Former Protestants have the advantage of being more familiar with the Scriptures, and knowing much of Orthodox terminology, but often they do not move beyond their Protestant understanding of these things to an Orthodox one, or else they revert back to it at times in a pinch. The convert from paganism, doesn’t think he has already understood something that he has not – and so is more easily instructed. What I had to realize is that while I may have been a black belt Protestant, I was a white belt in the Orthodox Church, and so I had to learn the Faith from the beginning, and not assume that I already understood things.
This was not a comfortable transition. When people I knew would ask me about what the Church taught, if I knew for sure what the Church taught I would tell them. However, if they asked me about something that I was not sure of the Orthodox answer, I had to learn to give tentative answers:
“I think the answer is such and such, but I am not sure. I’ll have to do some digging on that.”
The constant question I had to ask myself was whether what I thought about something was really Orthodox, or whether this was simply my previous Protestant learning filling in the gaps. And I should say that after nearly 23 years in the Orthodox Church, I still at times find myself asking that question, and still have to give that same tentative answer, pending further study.
Obviously reading about Orthodox doctrine and Tradition is an important part of the process, though back when I converted there was a lot less available in English then there is today. Now, if you know which sites to go to, you can find a wealth of information with a few clicks of a mouse, but back then there were only the books that were in print (which you couldn’t generally find at your local library, and so had to purchase), and there were a number of Orthodox periodicals that I subscribed to. One thing that I found particularly helpful was reading the novels of Feodor Dostoyevsky. His novels conveyed the spirit of Orthodoxy in a way that a dry text about Orthodoxy generally cannot. But one body of Orthodox literature that inquirers into Orthodoxy and new converts often overlook is the reading of the lives of the Saints, and this is one of the most crucial things that we should devote our time and attention to. Bishop Peter (Loukianoff) says that St. John of Shanghai greatly stressed the importance of the lives of the saints, and often when asked a question about some matter of faith or practice, he would answer by citing something from these lives, which he had extensive knowledge of.

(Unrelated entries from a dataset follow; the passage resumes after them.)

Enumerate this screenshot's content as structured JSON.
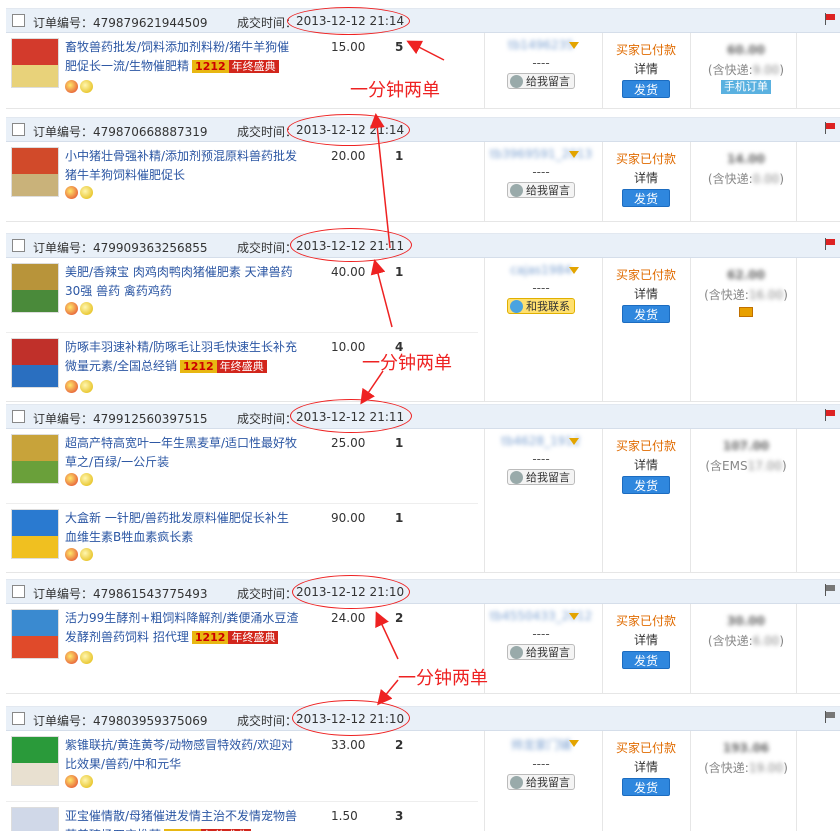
{
  "labels": {
    "order_no": "订单编号：",
    "deal_time": "成交时间：",
    "message": "给我留言",
    "contact": "和我联系",
    "status": "买家已付款",
    "details": "详情",
    "send": "发货",
    "dash": "----",
    "post_open": "(含快递:",
    "post_close": ")",
    "ems_open": "(含EMS",
    "mobile_order": "手机订单",
    "promo_1212": "1212",
    "promo_text": "年终盛典"
  },
  "orders": [
    {
      "no": "479879621944509",
      "time": "2013-12-12 21:14",
      "flag_color": "#d22",
      "buyer": "tb1496235",
      "total": "60.00",
      "post": "9.00",
      "post_type": "express",
      "items": [
        {
          "title": "畜牧兽药批发/饲料添加剂料粉/猪牛羊狗催肥促长一流/生物催肥精",
          "promo": true,
          "price": "15.00",
          "qty": "5"
        }
      ]
    },
    {
      "no": "479870668887319",
      "time": "2013-12-12 21:14",
      "flag_color": "#d22",
      "buyer": "tb3969591_2013",
      "total": "14.00",
      "post": "0.00",
      "post_type": "express",
      "items": [
        {
          "title": "小中猪壮骨强补精/添加剂预混原料兽药批发猪牛羊狗饲料催肥促长",
          "promo": false,
          "price": "20.00",
          "qty": "1"
        }
      ]
    },
    {
      "no": "479909363256855",
      "time": "2013-12-12 21:11",
      "flag_color": "#d22",
      "buyer": "cajas1984",
      "total": "62.00",
      "post": "16.00",
      "post_type": "express",
      "items": [
        {
          "title": "美肥/香辣宝 肉鸡肉鸭肉猪催肥素 天津兽药30强 兽药 禽药鸡药",
          "promo": false,
          "price": "40.00",
          "qty": "1"
        },
        {
          "title": "防啄丰羽速补精/防啄毛让羽毛快速生长补充微量元素/全国总经销",
          "promo": true,
          "price": "10.00",
          "qty": "4"
        }
      ]
    },
    {
      "no": "479912560397515",
      "time": "2013-12-12 21:11",
      "flag_color": "#d22",
      "buyer": "tb4628_1912",
      "total": "107.00",
      "post": "17.00",
      "post_type": "ems",
      "items": [
        {
          "title": "超高产特高宽叶一年生黑麦草/适口性最好牧草之/百绿/一公斤装",
          "promo": false,
          "price": "25.00",
          "qty": "1"
        },
        {
          "title": "大盒新 一针肥/兽药批发原料催肥促长补生血维生素B牲血素疯长素",
          "promo": false,
          "price": "90.00",
          "qty": "1"
        }
      ]
    },
    {
      "no": "479861543775493",
      "time": "2013-12-12 21:10",
      "flag_color": "#777",
      "buyer": "tb4550433_2012",
      "total": "30.00",
      "post": "6.00",
      "post_type": "express",
      "items": [
        {
          "title": "活力99生酵剂+粗饲料降解剂/粪便涌水豆渣发酵剂兽药饲料 招代理",
          "promo": true,
          "price": "24.00",
          "qty": "2"
        }
      ]
    },
    {
      "no": "479803959375069",
      "time": "2013-12-12 21:10",
      "flag_color": "#777",
      "buyer": "帅龙家门铺",
      "total": "193.06",
      "post": "19.00",
      "post_type": "express",
      "items": [
        {
          "title": "紫锥联抗/黄连黄芩/动物感冒特效药/欢迎对比效果/兽药/中和元华",
          "promo": false,
          "price": "33.00",
          "qty": "2"
        },
        {
          "title": "亚宝催情散/母猪催进发情主治不发情宠物兽药养殖场四宝推荐",
          "promo": true,
          "price": "1.50",
          "qty": "3"
        }
      ]
    }
  ],
  "annotations": [
    "一分钟两单",
    "一分钟两单",
    "一分钟两单"
  ],
  "colors": {
    "annotation": "#e22",
    "link": "#2b56a3",
    "status": "#e06b00",
    "button": "#2f87de"
  }
}
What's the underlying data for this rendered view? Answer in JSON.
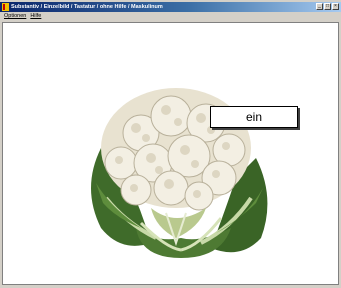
{
  "window": {
    "title": "Substantiv / Einzelbild / Tastatur / ohne Hilfe / Maskulinum",
    "minimize_glyph": "_",
    "maximize_glyph": "□",
    "close_glyph": "×"
  },
  "menu": {
    "items": [
      {
        "label": "Optionen"
      },
      {
        "label": "Hilfe"
      }
    ]
  },
  "main": {
    "image_icon": "cauliflower-image",
    "answer_button_label": "ein"
  },
  "colors": {
    "titlebar_start": "#0a246a",
    "titlebar_end": "#a6caf0",
    "content_background": "#ffffff"
  }
}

And all the reading about Orthodoxy in the world will be of little help if you do not regularly attend the services, fast, pray, and live out the Orthodox Tradition in your daily life. St. Maximus the Confessor said
“Theology without practice is the theology of the demons”
[For more on this see the text of a talk I gave on this subject in 1995].